Sylvia's story

Unitive Justice gives our children an entirely new understanding of justice.

Sylvia Clute image courtesy VMHC.jpg

This is the story of how it all got started.

By Sylvia Clute

For 28 years I was a trial attorney. I can tell you from personal experience that we have a broken justice system that produces way too much injustice.

Ours is a system of proportional revenge—it answers harm with more harm and calls it “justice,” as long as the harm we do is equal in measure to the harm for which we seek revenge. 

When we say, “the punishment fits the crime,” or “I’m going to get even,” we are talking about proportional revenge.

Instead, we can implement a justice system that has no punitive elements, a system that may be called “justice as love.”

I discovered this concept in 1987 when, while practicing law and exploring my spiritual journey, I encountered the idea that there are two models of justice: vengeance and love.

I immediately understood the justice as vengeance part—that was what I did as a trial attorney. I had no idea what justice as love might look like, but I committed right then to understanding it.

Where should I begin to look for justice as love?

I knew that justice as love is not a band aid on the present system—it had to be an entirely new system with no punitive elements.

Alternative medicine was an attempt to make the old allopathic medical model more holistic—that proved to have some common elements. I also had a feeling that quantum physics would provide some clues: It is a new understanding that the material world exists at the gross level, but our fundamental nature exists at a deeper level, in a field of energy where everything is interconnected—there is no separation.
I found a lot of clues in understanding our oneness, beyond our physical existence.  

I also found that major religious traditions have lessons about justice as love, often called mercy and forgiveness, along with lessons about justice as vengeance. And “A Course in Miracles,” a text that teaches universal spiritual themes, was a key resource. My understanding of justice as love began to take shape.

Over the years, the more my understanding of justice as love deepened, the harder it was to walk into a courtroom.

In 2003, I left my law practice but continued my research and writing. I was honing what I now call Unitive Justice, an alternative model of justice that has no punitive elements. Unitive Justice sees the problem as separation and the solution as connection. It uses circle processes as one way to resolve conflict, create connection and heal past trauma.

In 2010, my colleagues and I had the opportunity to implement this model of justice in a troubled high school. We needed a non-profit to partner in a grant that would make this possible—that is how the Alliance for Unitive Justice, a Virginia non-profit, was created under the original name of Restorative Youth Services of Virginia.  

We used Unitive Justice in the high school from 2011 to 2013. State data on the number of disciplinary incidents in this school indicates that by the end of our second year in the school, there were nearly 75% fewer disciplinary incidents than the year before our program began.

In our program, the students went from being the problem to being the solution by learning how to address their conflicts with new tools.

Now, the Unitive Justice model is being used increasingly in diverse areas—education, criminology, conflict resolution and leadership.
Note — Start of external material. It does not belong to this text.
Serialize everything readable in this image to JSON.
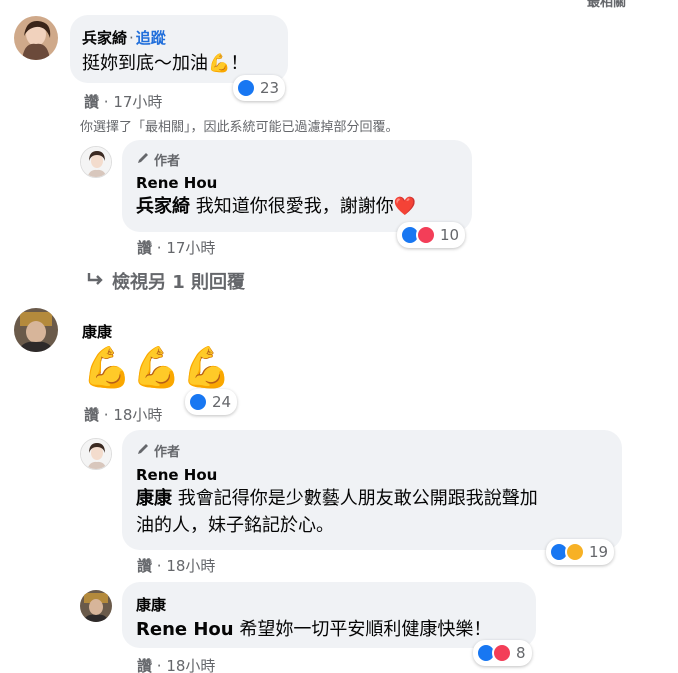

But it is still in an early phase.

Why is the work of the Alliance for Unitive Justice so important?

Unitive Justice can reduce the school-to-prison pipeline.

It can reduce mass incarceration.

It can make our neighborhoods safer.

And so much more.

Unitive Justice gives our children an entirely new understanding of justice. 

Please visit the AUJ website at www.a4uj.org.

You may contact us at info@a4uj.org.

This article was written in Rhea's Business Origin Story mini-workshop in April 2022